New designs from AfricaPaulus Gerdes takes us on a tour of the mathematical properties of some beautiful designs inspired by the traditional art of Angolan tribespeople.
Stephen Hawking's 60 years in a nutshellPlus is very proud to present Professor Stephen Hawking's own Birthday Symposium address.
Roger Penrose: A Knight on the tiles Will we ever be able to make computers that think and feel? If not, why not? And what has all this got to do with tiles? Plus talks to Sir Roger Penrose about all this and more.
Mathematical mysteries: Strange Geometries

The famous mathematician Euclid is credited with being the first person to axiomatise the geometry of the world we live in - that is, to describe the geometric rules which govern it. Based on these axioms, he proved theorems - some of the earliest uses of proof in the history of mathematics.

No place like home for Martin ReesAstronomer Royal Sir Martin Rees gives Plus a whistlestop tour of some of the more extraordinary features of our cosmos, and explains how lucky we are that the universe is the way it is.
Mathematical mysteries: Survival of the nicest?

One of the most puzzling aspects of human behaviour is cooperation, in situations where backstabbing and selfishness would seem to be more rewarding. From the point of view of evolutionary theory, the very existence of altruism and cooperation appear mysterious.

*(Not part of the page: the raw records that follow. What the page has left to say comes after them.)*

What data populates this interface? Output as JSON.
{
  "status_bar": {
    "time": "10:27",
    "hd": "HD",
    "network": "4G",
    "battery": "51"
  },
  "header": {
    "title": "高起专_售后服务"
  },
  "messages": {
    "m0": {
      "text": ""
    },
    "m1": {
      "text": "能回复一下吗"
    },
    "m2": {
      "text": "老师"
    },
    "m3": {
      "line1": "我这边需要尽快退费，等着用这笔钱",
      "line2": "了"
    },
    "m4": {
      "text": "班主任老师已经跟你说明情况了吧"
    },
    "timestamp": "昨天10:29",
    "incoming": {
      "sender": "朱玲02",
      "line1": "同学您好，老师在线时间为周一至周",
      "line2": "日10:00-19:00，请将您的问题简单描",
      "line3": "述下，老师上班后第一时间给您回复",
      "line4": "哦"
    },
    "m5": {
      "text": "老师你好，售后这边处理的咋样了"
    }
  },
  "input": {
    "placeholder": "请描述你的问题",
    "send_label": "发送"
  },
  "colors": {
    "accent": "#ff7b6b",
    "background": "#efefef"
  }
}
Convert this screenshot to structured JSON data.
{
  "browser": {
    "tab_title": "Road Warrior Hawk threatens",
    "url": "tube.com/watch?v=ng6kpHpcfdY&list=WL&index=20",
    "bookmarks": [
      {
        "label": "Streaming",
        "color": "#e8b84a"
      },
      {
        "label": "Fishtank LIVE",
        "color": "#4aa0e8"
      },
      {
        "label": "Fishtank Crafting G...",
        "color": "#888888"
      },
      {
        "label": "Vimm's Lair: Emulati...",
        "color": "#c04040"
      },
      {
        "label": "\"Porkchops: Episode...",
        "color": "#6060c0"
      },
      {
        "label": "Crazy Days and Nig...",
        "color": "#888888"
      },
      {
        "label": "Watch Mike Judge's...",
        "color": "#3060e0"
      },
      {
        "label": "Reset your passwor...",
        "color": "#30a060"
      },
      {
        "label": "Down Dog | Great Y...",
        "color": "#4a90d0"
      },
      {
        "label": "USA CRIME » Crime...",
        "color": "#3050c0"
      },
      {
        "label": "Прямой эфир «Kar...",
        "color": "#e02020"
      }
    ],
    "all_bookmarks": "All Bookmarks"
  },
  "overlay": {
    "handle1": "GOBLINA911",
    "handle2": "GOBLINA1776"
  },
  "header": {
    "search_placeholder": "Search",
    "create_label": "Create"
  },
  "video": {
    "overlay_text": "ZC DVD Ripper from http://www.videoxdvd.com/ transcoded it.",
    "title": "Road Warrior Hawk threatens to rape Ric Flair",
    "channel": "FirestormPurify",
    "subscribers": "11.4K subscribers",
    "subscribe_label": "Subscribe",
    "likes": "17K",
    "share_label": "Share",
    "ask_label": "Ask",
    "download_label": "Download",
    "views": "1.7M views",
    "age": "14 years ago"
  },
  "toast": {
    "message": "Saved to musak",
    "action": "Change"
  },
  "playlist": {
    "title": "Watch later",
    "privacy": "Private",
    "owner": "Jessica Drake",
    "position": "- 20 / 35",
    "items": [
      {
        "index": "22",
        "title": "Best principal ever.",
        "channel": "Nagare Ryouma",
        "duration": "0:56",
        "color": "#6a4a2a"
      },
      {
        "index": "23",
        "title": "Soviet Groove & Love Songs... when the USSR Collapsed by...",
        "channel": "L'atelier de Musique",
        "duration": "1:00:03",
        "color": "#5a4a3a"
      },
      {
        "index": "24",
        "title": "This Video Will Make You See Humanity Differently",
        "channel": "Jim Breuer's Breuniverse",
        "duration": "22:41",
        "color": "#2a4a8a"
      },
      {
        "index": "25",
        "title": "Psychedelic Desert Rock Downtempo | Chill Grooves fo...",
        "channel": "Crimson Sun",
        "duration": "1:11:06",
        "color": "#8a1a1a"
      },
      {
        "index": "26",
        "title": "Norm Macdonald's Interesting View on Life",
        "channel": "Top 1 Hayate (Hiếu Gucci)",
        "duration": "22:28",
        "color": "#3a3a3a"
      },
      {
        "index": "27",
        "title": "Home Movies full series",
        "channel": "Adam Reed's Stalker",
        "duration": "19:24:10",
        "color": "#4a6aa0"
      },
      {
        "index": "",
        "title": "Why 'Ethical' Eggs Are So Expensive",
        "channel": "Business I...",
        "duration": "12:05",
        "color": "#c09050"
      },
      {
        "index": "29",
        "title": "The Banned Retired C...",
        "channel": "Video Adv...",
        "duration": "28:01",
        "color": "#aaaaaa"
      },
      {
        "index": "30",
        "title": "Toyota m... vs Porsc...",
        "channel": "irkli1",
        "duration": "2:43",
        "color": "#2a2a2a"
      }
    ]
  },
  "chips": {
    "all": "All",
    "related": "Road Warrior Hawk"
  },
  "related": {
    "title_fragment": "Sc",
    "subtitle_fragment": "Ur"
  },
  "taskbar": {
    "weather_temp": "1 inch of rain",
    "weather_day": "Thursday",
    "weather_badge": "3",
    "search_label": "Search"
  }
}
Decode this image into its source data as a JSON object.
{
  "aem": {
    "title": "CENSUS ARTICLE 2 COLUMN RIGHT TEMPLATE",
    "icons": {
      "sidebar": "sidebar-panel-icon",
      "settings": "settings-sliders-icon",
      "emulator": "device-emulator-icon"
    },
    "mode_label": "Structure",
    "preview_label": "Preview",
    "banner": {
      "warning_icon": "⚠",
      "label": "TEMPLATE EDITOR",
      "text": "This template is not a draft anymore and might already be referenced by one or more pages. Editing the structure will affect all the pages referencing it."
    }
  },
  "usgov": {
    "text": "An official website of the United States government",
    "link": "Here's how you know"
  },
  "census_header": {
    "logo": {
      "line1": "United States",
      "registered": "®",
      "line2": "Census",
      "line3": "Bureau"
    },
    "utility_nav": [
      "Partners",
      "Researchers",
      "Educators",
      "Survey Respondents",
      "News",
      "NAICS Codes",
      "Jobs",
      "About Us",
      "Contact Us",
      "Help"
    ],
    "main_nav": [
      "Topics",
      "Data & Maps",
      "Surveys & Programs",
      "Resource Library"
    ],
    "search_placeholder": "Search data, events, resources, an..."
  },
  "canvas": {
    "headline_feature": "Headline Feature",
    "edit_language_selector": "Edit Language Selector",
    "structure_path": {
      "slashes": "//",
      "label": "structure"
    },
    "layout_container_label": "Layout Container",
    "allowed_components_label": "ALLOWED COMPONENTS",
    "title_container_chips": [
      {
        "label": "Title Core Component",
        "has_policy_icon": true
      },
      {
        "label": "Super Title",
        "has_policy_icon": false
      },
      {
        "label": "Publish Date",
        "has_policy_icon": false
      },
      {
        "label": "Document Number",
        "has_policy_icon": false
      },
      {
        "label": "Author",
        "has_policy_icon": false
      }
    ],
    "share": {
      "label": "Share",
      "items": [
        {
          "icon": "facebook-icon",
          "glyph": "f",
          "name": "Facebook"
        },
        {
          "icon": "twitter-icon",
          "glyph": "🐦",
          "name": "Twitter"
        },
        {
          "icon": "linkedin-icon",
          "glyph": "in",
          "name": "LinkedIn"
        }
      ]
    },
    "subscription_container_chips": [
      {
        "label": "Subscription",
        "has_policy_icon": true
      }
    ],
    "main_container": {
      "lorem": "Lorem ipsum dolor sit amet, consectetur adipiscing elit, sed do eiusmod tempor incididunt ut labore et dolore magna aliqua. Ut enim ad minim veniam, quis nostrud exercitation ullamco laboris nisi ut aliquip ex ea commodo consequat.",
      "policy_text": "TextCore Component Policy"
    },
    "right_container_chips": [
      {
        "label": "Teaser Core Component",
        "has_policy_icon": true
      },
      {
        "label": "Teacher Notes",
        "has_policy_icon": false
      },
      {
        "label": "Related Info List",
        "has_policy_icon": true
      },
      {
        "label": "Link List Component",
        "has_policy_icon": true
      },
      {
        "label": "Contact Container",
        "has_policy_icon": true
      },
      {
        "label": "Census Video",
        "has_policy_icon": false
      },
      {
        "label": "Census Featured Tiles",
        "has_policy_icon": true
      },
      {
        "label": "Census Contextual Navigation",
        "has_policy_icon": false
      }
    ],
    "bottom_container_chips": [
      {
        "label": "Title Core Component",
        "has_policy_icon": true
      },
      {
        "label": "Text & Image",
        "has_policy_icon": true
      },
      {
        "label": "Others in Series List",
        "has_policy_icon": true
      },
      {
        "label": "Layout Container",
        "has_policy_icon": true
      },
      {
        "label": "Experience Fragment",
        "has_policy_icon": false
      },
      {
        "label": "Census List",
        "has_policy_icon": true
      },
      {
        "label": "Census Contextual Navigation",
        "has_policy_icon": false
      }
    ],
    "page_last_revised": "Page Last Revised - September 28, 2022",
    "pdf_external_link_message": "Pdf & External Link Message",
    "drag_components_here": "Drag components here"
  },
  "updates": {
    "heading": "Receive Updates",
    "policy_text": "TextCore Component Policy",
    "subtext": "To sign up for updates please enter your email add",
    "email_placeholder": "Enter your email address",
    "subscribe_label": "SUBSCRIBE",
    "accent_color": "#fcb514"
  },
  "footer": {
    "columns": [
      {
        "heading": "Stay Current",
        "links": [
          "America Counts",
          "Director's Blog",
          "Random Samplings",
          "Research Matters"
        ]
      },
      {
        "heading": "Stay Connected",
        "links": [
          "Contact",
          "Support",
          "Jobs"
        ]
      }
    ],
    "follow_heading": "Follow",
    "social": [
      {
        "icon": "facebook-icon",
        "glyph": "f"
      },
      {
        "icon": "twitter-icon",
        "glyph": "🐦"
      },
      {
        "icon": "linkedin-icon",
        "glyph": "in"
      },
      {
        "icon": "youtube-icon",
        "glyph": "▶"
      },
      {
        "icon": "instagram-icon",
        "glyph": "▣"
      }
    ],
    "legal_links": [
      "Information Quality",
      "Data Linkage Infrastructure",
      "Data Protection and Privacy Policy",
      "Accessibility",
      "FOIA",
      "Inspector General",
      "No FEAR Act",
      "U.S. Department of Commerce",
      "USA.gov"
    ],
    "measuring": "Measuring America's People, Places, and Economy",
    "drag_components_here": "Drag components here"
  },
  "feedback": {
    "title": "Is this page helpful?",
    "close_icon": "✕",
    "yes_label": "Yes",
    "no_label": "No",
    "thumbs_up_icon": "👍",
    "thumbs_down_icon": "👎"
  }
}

Looking at life with Gerardus 't HooftNobel Prizewinning Physicist Professor Gerardus 't Hooft has always been fascinated by the mathematical mysteries of nature. He tells Plus about his early life, and what our Universe might really be like.
Catching waves with Kip ThorneWhat happens when one black hole meets another? Professor Kip Thorne shows us how to eavesdrop on these cosmic events by watching for telltale gravitational waves.
Natural born mathematiciansNeuropsychologist Brian Butterworth tells us about research showing that even newborn babies have a basic understanding of number. It seems we are all mathematicians!
Maths in the dockChemists John Watling and Allen Thomas talk to Plus about the vital role of maths in presenting criminal evidence.
An infinite series of surprisesInfinite series occupy a central and important place in mathematics. C. J. Sangwin shows us how eighteenth-century mathematician Leonhard Euler solved one of the foremost infinite series problems of his day.
Mathematical mysteries: Painting the Plane

Suppose you have an infinitely large sheet of paper (mathematicians refer to this hypothetical object as the plane). You also have a number of different colours - pots of paint, perhaps. Your aim is to colour every point on the plane using the colours available. That is, each point must be assigned one colour.

  • Want facts and want them fast? Our Maths in a minute series explores key mathematical concepts in just a few words.

  • What do chocolate and mayonnaise have in common? It's maths! Find out how in this podcast featuring engineer Valerie Pinfield.

  • Is it possible to write unique music with the limited quantity of notes and chords available? We ask musician Oli Freke!

  • How can maths help to understand the Southern Ocean, a vital component of the Earth's climate system?

  • Was the mathematical modelling projecting the course of the pandemic too pessimistic, or were the projections justified? Matt Keeling tells our colleagues from SBIDER about the COVID models that fed into public policy.

  • PhD student Daniel Kreuter tells us about his work on the BloodCounts! project, which uses maths to make optimal use of the billions of blood tests performed every year around the globe.